When my mother sees this post, she will immediately correct me and say she was technically a beatnik, not a hippie. See that—she was too counterculture to even call herself a hippie.
Whatever the case, I always knew we lived an oddball sort of life. I spent my early childhood running around half-naked and barefoot on Martha’s Vineyard, and then spent the rest of it moving all around the country. I liked to brag that we’d moved 13 times by the time I was 13 years old (it was true). My parents were always on a mission to find themselves, change the world, explore.
We were hippies. Real live ones, not like the ones that emerged when I was in high school in the ’90s with their plastic peace-sign earrings, pre-ripped jeans and tie-dye-printed shirts. We ate tofu and drank soy milk before anyone had even heard of it—back when you had to go to a special store to buy it (the one health food store within a 40-mile radius).
Here’s how you know if you, too, were raised by flower children:
1. The day John Lennon died was a family tragedy of epic proportions. Your family gathered around the black-and-white television and watched the coverage. It was the first time you saw your parents cry. And it was like losing a family member: John (yes, everyone in your household was on a first-name basis with him) had been singing you lullabies since you were in the womb. You still can’t believe he’s gone.
2. You were “eating clean” and avoiding “processed foods” before anyone else used those terms. Growing up, I wasn’t allowed to eat cereal with added sugar, let alone artificial colors or flavors. I remember being at a friend’s house and being offered Lucky Charms. Yes, I wanted it, but I was racked with guilt the whole time I sat there eating it, watching the milk turn pink with Red No. 2.
3. You joined Dr. Bronner’s cult as soon as you started to read, bathing in his minty bubbles and reciting “All one! All one!” as your mother washed your hair.

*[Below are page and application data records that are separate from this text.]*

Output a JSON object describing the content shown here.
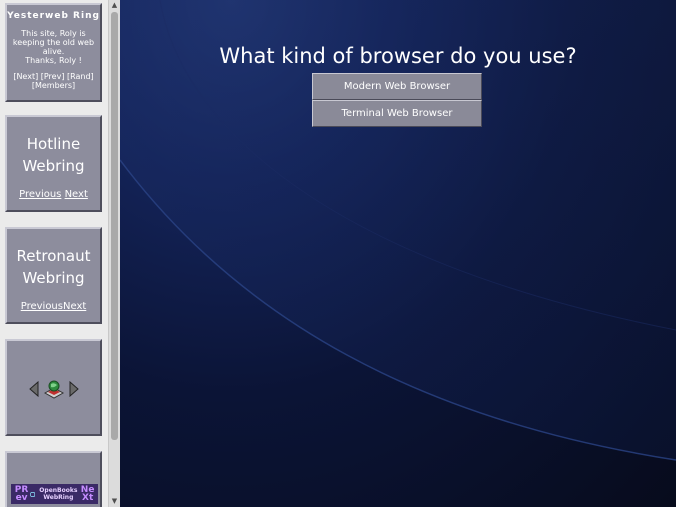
{
  "sidebar": {
    "yesterweb": {
      "title": "Yesterweb Ring",
      "text1": "This site, Roly is keeping the old web alive.",
      "text2": "Thanks, Roly !",
      "links": "[Next] [Prev] [Rand] [Members]"
    },
    "hotline": {
      "title": "Hotline Webring",
      "prev": "Previous",
      "next": "Next"
    },
    "retronaut": {
      "title": "Retronaut Webring",
      "prev": "Previous",
      "next": "Next"
    },
    "openbooks": {
      "prev": "PR ev",
      "name": "OpenBooks WebRing",
      "next": "Ne Xt"
    }
  },
  "main": {
    "question": "What kind of browser do you use?",
    "buttons": [
      {
        "label": "Modern Web Browser"
      },
      {
        "label": "Terminal Web Browser"
      }
    ]
  },
  "colors": {
    "card": "#8d8d9d",
    "background": "#0a1128",
    "button": "#8a8a98"
  }
}
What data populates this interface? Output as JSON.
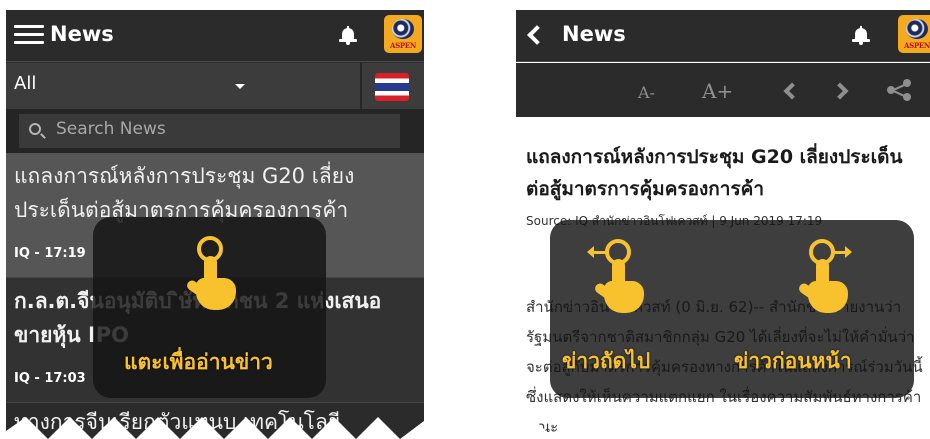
{
  "left": {
    "header": {
      "title": "News"
    },
    "filter": {
      "category": "All"
    },
    "search": {
      "placeholder": "Search News"
    },
    "items": [
      {
        "headline": "แถลงการณ์หลังการประชุม G20 เลี่ยงประเด็นต่อสู้มาตรการคุ้มครองการค้า",
        "meta": "IQ - 17:19"
      },
      {
        "headline": "ก.ล.ต.จีนอนุมัติบ ิษัทเอกชน 2 แห่งเสนอขายหุ้น IPO",
        "meta": "IQ - 17:03"
      },
      {
        "headline": "ทางการจีนเรียกตัวแทนบ.เทคโนโลยี"
      }
    ],
    "hint": "แตะเพื่ออ่านข่าว"
  },
  "right": {
    "header": {
      "title": "News"
    },
    "toolbar": {
      "font_minus": "A-",
      "font_plus": "A+"
    },
    "article": {
      "headline": "แถลงการณ์หลังการประชุม G20 เลี่ยงประเด็นต่อสู้มาตรการคุ้มครองการค้า",
      "source": "Source: IQ สำนักข่าวอินโฟเควสท์ | 9 Jun 2019 17:19",
      "body": "สำนักข่าวอินโฟเควสท์ (0 มิ.ย. 62)-- สำนักข่าวรายงานว่า รัฐมนตรีจากชาติสมาชิกกลุ่ม G20 ได้เลี่ยงที่จะไม่ให้คำมั่นว่าจะต่อสู้กับมาตรการคุ้มครองทางการค้าในแถลงการณ์ร่วมวันนี้ ซึ่งแสดงให้เห็นความแตกแยก ในเรื่องความสัมพันธ์ทางการค้า ขณะ"
    },
    "hint_next": "ข่าวถัดไป",
    "hint_prev": "ข่าวก่อนหน้า"
  },
  "logo_text": "ASPEN",
  "colors": {
    "accent": "#f8c22e",
    "header": "#2b2b2b",
    "logo": "#f4a91f"
  }
}
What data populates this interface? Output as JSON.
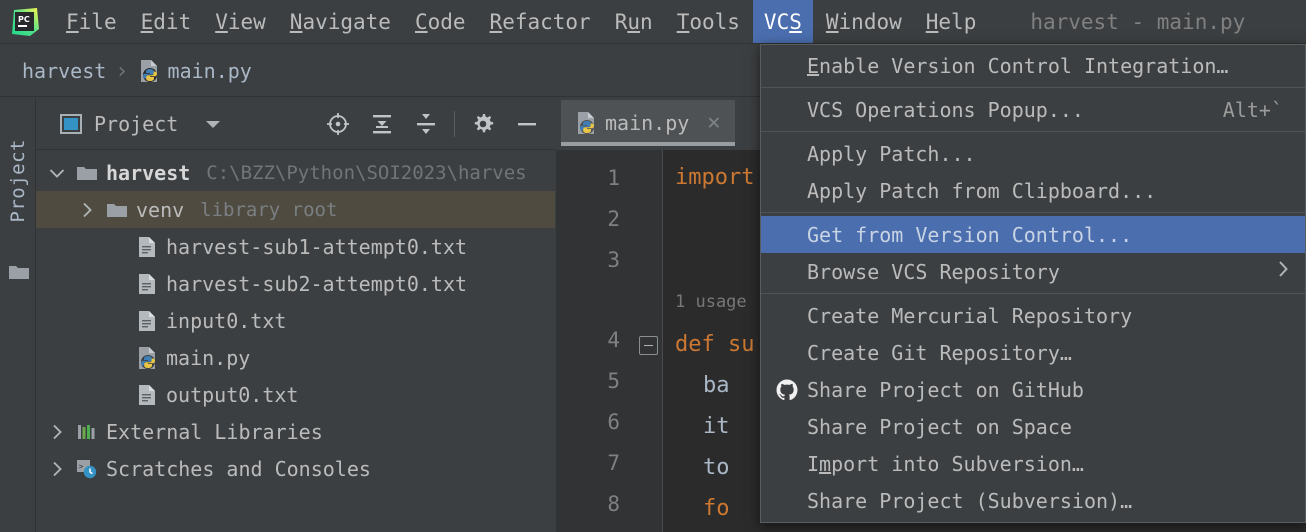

4. You found Alex P. Keaton simultaneously off-putting and totally fascinating. You wondered how anyone so cute and charming could be a registered Republican, and secretly wondered what kind of hell would break loose if you ran off and married him.
5. Your mom’s tattered copy of Our Bodies, Ourselves was your preteen bible. Your parents had taught you about sex early on, but gave you this book for further reference—you know, so you could learn about female orgasms, birth control, abortions, masturbation and natural childbirth, all at the ripe age of 10.
6. You had to hide your love of the Material Girl at first, because she seemed to exemplify all that was wrong with the capitalist regime. And the first time you heard of the pop star Richard Marx you wondered if good old Karl had a great-grandson, and whether Richard thought religion was the opiate of the people too (and if so, when you’d be old enough to date him).
7. Cheetos? Doritos? Chips and dip and other 90s snacks? Nope, snack time was a bowl of sunflower seeds on the wicker coffee table. If you wanted something extra special, a carob-covered rice cake was a decadent treat.
8. Your mom was the first to know when you lost your virginity, and she knew every detail of your teenage sex life for years to come (see No. 5).
9. Patriotic holidays made you a little uncomfortable. And you weren’t sure if you should really be saying the Pledge of Allegiance. What about Vietnam? And slavery? And Dan Quayle? The whole litany of American atrocities had been drilled into your head since infancy.
10. Without meaning to, you debunked Santa Claus and the Tooth Fairy for the kids on the school bus. Your parents told you it was all made up—but they forgot to mention that the other kids weren’t supposed to know, that their parents preferred them to stay blissfully ignorant.
11. You had a copy of Spiritual Midwifery tucked inside your math book and read it during trigonometry class. You planned your early graduation from high school (if you didn’t fail trigonometry) so that you could run off to The Farm with your boyfriend and have Ina May deliver all your babies (or was that just me?).
12. When people used the word “granola” to evoke hippiedom, you were like, “What’s the big deal about granola?” Granola = breakfast.
13. In your 20s, you’re talking to your therapist about your boundary issues (see No. 8).
14. When you become a parent, certain things come easily. If your newborn fusses every time you try to put him in the bassinet, you just pick him up and take him into bed with you. After all, you grew up smushed together with your parents and siblings in a big family bed. The hard part is explaining the concept of predictable naptimes and bedtimes to your own parents, who remember toting you around to Grateful Dead concerts and other all-night happenings.
15. You are somehow not surprised when your firstborn starts calling you and your husband by your first names. But your heart swells with joyful surprise when your second child says “Mommy” and “Daddy.”
Like most kids, I had a wonderfully imperfect childhood. Though I appreciate all that my gypsy lifestyle taught me about diversity and resilience, I kind of hated uprooting my life every year. And I often felt a secret desire to just be a little more “normal,” without the exhausting necessity of questioning the status quo with every breath.
Since becoming a parent, I have embraced a more traditional family lifestyle in some ways, while still maintaining a bit of a counterculture, natural-minded edge. But I feel so lucky to have grown up being encouraged to challenge authority, to think outside the box about everything, to believe that art and music can change the world—that people are more important than any material worth—and most important, that love is all you need.